→ **Assignment**: Below are some records. Say how many of their lines include the string "time", giving only the number.
(Records provided Opens)
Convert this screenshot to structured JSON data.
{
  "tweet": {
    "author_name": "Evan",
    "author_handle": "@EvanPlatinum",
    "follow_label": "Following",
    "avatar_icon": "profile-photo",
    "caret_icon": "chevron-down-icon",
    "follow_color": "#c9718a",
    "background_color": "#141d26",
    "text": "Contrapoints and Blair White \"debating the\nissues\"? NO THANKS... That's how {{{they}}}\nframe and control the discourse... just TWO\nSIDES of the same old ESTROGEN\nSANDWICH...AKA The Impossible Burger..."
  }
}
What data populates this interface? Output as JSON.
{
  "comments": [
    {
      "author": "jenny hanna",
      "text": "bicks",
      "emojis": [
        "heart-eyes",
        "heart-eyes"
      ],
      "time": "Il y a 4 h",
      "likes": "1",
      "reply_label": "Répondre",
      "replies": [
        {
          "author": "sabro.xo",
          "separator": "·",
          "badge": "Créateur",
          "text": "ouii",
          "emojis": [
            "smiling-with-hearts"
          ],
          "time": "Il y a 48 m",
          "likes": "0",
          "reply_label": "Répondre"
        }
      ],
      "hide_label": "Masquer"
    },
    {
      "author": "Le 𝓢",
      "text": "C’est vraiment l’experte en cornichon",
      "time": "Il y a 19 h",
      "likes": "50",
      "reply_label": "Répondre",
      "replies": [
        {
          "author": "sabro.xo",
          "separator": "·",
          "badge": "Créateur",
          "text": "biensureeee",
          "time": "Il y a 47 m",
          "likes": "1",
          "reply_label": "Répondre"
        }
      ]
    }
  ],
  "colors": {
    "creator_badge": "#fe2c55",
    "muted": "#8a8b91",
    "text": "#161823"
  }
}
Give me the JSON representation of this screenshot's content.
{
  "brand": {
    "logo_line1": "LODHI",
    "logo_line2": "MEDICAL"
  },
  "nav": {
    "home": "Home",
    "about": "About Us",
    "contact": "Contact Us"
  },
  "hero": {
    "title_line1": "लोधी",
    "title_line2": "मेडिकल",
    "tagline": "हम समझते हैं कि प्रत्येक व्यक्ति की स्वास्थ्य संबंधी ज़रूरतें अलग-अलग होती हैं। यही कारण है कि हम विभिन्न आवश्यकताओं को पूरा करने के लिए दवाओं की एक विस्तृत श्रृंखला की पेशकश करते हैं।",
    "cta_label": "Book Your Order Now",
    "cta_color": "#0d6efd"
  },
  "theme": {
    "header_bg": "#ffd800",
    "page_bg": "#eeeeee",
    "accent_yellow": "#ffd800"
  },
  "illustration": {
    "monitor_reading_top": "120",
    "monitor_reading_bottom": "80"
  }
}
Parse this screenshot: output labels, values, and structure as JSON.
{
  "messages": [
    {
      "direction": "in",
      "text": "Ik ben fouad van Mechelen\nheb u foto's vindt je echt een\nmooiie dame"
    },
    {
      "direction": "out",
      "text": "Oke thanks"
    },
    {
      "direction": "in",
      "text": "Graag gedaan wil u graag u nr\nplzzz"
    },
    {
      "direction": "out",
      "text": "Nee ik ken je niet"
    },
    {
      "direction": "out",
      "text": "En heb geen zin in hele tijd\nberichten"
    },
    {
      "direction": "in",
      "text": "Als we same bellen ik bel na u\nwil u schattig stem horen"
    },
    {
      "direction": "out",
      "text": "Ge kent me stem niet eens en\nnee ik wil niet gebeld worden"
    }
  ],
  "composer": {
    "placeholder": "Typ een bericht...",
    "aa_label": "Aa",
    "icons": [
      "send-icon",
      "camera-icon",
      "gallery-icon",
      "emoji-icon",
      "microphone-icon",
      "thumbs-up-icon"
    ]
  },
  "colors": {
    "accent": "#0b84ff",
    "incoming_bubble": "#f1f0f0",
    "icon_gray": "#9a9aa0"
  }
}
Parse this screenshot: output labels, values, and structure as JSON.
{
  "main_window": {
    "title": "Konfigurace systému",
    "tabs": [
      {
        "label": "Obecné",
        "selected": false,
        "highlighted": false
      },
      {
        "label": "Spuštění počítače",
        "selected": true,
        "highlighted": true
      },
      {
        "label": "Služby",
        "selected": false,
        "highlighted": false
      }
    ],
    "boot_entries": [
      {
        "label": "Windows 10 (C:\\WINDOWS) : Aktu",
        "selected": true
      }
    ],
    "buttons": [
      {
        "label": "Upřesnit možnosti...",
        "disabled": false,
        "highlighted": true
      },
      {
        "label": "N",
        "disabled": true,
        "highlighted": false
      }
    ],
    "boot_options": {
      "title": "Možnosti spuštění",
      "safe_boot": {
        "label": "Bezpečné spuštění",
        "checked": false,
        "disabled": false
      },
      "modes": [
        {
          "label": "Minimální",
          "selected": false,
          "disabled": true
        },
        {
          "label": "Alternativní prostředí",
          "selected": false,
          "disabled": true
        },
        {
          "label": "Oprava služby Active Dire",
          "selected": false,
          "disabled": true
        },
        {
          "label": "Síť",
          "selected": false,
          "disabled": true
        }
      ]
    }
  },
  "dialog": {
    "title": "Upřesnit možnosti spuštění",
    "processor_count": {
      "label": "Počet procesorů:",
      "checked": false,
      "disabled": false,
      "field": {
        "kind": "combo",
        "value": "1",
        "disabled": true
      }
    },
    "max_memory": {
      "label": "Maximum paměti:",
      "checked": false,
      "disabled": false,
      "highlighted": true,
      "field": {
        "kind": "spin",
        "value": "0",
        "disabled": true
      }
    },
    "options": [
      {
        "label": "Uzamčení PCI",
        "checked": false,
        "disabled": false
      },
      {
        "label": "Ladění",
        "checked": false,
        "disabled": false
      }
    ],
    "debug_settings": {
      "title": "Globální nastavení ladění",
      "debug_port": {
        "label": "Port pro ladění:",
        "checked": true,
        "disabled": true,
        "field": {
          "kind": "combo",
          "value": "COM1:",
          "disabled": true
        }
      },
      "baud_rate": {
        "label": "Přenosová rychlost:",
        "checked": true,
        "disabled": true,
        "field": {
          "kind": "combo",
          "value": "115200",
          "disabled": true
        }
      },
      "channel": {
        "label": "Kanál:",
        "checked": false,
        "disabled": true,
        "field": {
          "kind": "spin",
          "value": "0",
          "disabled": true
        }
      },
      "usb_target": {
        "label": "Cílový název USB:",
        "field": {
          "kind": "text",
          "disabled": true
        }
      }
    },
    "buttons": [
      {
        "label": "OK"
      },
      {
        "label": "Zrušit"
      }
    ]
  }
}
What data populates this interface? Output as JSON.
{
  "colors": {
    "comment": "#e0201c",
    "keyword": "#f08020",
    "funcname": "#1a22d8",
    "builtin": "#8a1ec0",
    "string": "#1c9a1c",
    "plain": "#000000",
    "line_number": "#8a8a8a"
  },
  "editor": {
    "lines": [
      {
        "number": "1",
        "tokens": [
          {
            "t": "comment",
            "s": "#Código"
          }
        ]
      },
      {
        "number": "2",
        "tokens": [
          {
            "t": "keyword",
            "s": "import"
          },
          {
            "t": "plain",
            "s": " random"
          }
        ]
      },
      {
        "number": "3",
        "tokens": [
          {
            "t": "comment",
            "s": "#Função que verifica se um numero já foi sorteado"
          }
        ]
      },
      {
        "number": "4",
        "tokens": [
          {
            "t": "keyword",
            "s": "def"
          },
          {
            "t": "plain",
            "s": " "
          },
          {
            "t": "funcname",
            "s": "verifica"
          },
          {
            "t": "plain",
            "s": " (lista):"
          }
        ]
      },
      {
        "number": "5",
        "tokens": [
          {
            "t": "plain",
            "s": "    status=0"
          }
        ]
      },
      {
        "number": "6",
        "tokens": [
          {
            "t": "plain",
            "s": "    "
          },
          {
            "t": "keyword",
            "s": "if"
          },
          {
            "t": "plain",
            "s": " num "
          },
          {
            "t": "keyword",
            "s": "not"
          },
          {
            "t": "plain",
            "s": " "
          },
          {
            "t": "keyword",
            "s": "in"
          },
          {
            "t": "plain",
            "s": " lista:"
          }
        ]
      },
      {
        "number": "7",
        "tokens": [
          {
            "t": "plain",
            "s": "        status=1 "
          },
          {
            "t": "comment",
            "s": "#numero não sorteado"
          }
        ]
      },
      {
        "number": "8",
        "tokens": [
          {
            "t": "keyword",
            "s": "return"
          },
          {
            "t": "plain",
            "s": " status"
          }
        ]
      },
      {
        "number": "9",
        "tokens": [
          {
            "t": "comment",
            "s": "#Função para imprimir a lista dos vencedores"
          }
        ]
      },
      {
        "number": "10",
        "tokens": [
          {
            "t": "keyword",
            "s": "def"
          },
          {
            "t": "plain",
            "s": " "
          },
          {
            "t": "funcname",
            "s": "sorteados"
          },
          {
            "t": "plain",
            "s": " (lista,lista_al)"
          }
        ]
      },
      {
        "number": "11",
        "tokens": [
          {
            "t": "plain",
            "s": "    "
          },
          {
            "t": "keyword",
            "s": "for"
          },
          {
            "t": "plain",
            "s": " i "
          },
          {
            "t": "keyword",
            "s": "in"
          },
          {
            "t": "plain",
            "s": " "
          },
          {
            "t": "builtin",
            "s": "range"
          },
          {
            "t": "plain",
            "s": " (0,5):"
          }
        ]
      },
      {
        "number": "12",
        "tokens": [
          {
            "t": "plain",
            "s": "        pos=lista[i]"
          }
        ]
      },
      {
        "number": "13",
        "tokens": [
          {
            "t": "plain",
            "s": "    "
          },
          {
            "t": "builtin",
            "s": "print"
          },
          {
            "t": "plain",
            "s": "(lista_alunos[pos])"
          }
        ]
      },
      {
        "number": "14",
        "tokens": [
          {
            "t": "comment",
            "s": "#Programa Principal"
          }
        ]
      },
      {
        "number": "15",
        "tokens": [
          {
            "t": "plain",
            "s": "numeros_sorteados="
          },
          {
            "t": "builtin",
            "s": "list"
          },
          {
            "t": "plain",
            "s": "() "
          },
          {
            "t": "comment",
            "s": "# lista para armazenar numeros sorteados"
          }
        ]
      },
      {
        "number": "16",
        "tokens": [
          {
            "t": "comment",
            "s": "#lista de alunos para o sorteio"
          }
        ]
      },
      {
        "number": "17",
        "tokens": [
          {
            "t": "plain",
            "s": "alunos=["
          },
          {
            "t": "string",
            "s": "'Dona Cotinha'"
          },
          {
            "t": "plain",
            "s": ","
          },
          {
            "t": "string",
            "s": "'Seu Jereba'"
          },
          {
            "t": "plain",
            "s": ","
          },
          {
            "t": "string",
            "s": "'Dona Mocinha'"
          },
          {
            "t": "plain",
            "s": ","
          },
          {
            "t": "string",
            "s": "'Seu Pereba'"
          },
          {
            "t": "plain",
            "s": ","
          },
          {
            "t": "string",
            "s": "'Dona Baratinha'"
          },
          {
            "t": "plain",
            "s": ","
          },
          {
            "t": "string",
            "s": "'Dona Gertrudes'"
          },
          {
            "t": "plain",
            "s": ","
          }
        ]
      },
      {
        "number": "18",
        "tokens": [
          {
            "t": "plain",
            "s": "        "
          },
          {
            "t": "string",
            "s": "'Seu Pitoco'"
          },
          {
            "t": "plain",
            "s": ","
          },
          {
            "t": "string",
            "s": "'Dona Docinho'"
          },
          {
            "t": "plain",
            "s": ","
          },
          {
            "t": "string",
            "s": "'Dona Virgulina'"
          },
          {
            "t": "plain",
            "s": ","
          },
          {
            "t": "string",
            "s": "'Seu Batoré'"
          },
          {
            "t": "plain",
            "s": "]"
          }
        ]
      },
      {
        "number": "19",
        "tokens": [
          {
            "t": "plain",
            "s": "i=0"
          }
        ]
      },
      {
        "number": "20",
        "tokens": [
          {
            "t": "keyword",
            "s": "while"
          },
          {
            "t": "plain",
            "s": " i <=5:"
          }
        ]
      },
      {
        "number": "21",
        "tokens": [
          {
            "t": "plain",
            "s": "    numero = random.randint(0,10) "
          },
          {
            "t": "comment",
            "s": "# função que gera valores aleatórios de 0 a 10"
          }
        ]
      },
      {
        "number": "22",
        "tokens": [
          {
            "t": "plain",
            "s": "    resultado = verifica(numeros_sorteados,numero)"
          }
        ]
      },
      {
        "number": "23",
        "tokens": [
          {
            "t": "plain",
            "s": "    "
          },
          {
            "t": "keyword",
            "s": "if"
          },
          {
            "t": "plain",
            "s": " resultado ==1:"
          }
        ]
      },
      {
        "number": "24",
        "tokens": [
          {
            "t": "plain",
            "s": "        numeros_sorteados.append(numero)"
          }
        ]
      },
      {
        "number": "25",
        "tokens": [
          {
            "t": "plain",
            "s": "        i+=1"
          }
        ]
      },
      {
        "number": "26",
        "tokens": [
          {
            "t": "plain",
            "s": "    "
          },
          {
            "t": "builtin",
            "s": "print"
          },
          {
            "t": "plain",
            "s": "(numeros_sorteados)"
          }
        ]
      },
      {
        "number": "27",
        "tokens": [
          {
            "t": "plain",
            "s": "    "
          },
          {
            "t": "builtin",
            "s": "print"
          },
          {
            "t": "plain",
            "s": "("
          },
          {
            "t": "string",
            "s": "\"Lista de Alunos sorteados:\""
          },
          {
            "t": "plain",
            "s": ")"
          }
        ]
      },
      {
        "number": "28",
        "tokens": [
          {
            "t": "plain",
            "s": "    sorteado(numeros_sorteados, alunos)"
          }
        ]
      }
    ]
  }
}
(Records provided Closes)
→ **Task response**: 4